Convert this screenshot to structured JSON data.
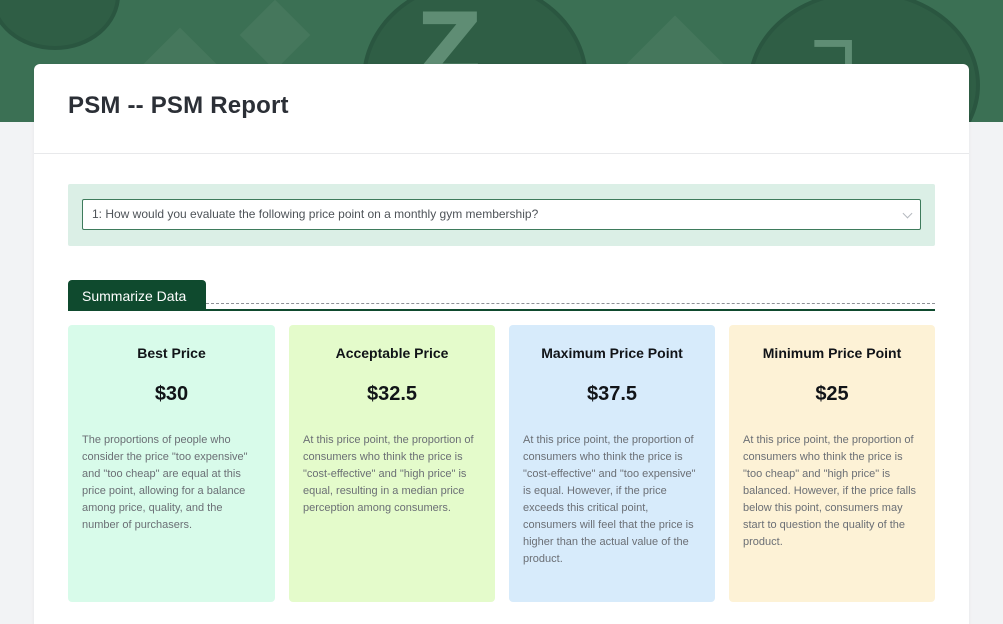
{
  "colors": {
    "banner": "#3b7054",
    "accent": "#0f4a2e",
    "panel": "#dbefe6",
    "card_best": "#d8fbea",
    "card_acceptable": "#e4fbcb",
    "card_max": "#d7ebfb",
    "card_min": "#fdf2d6"
  },
  "page": {
    "title": "PSM -- PSM Report"
  },
  "question": {
    "selected": "1: How would you evaluate the following price point on a monthly gym membership?",
    "icon": "chevron-down-icon"
  },
  "section": {
    "tab_label": "Summarize Data"
  },
  "metrics": [
    {
      "title": "Best Price",
      "value": "$30",
      "description": "The proportions of people who consider the price \"too expensive\" and \"too cheap\" are equal at this price point, allowing for a balance among price, quality, and the number of purchasers."
    },
    {
      "title": "Acceptable Price",
      "value": "$32.5",
      "description": "At this price point, the proportion of consumers who think the price is \"cost-effective\" and \"high price\" is equal, resulting in a median price perception among consumers."
    },
    {
      "title": "Maximum Price Point",
      "value": "$37.5",
      "description": "At this price point, the proportion of consumers who think the price is \"cost-effective\" and \"too expensive\" is equal. However, if the price exceeds this critical point, consumers will feel that the price is higher than the actual value of the product."
    },
    {
      "title": "Minimum Price Point",
      "value": "$25",
      "description": "At this price point, the proportion of consumers who think the price is \"too cheap\" and \"high price\" is balanced. However, if the price falls below this point, consumers may start to question the quality of the product."
    }
  ]
}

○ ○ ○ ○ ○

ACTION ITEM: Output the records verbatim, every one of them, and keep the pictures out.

WRITTEN ANSWER:
Convert this screenshot to structured JSON data.
{
  "colors": {
    "banner": "#3b7054",
    "accent": "#0f4a2e",
    "panel": "#dbefe6",
    "card_best": "#d8fbea",
    "card_acceptable": "#e4fbcb",
    "card_max": "#d7ebfb",
    "card_min": "#fdf2d6"
  },
  "page": {
    "title": "PSM -- PSM Report"
  },
  "question": {
    "selected": "1: How would you evaluate the following price point on a monthly gym membership?",
    "icon": "chevron-down-icon"
  },
  "section": {
    "tab_label": "Summarize Data"
  },
  "metrics": [
    {
      "title": "Best Price",
      "value": "$30",
      "description": "The proportions of people who consider the price \"too expensive\" and \"too cheap\" are equal at this price point, allowing for a balance among price, quality, and the number of purchasers."
    },
    {
      "title": "Acceptable Price",
      "value": "$32.5",
      "description": "At this price point, the proportion of consumers who think the price is \"cost-effective\" and \"high price\" is equal, resulting in a median price perception among consumers."
    },
    {
      "title": "Maximum Price Point",
      "value": "$37.5",
      "description": "At this price point, the proportion of consumers who think the price is \"cost-effective\" and \"too expensive\" is equal. However, if the price exceeds this critical point, consumers will feel that the price is higher than the actual value of the product."
    },
    {
      "title": "Minimum Price Point",
      "value": "$25",
      "description": "At this price point, the proportion of consumers who think the price is \"too cheap\" and \"high price\" is balanced. However, if the price falls below this point, consumers may start to question the quality of the product."
    }
  ]
}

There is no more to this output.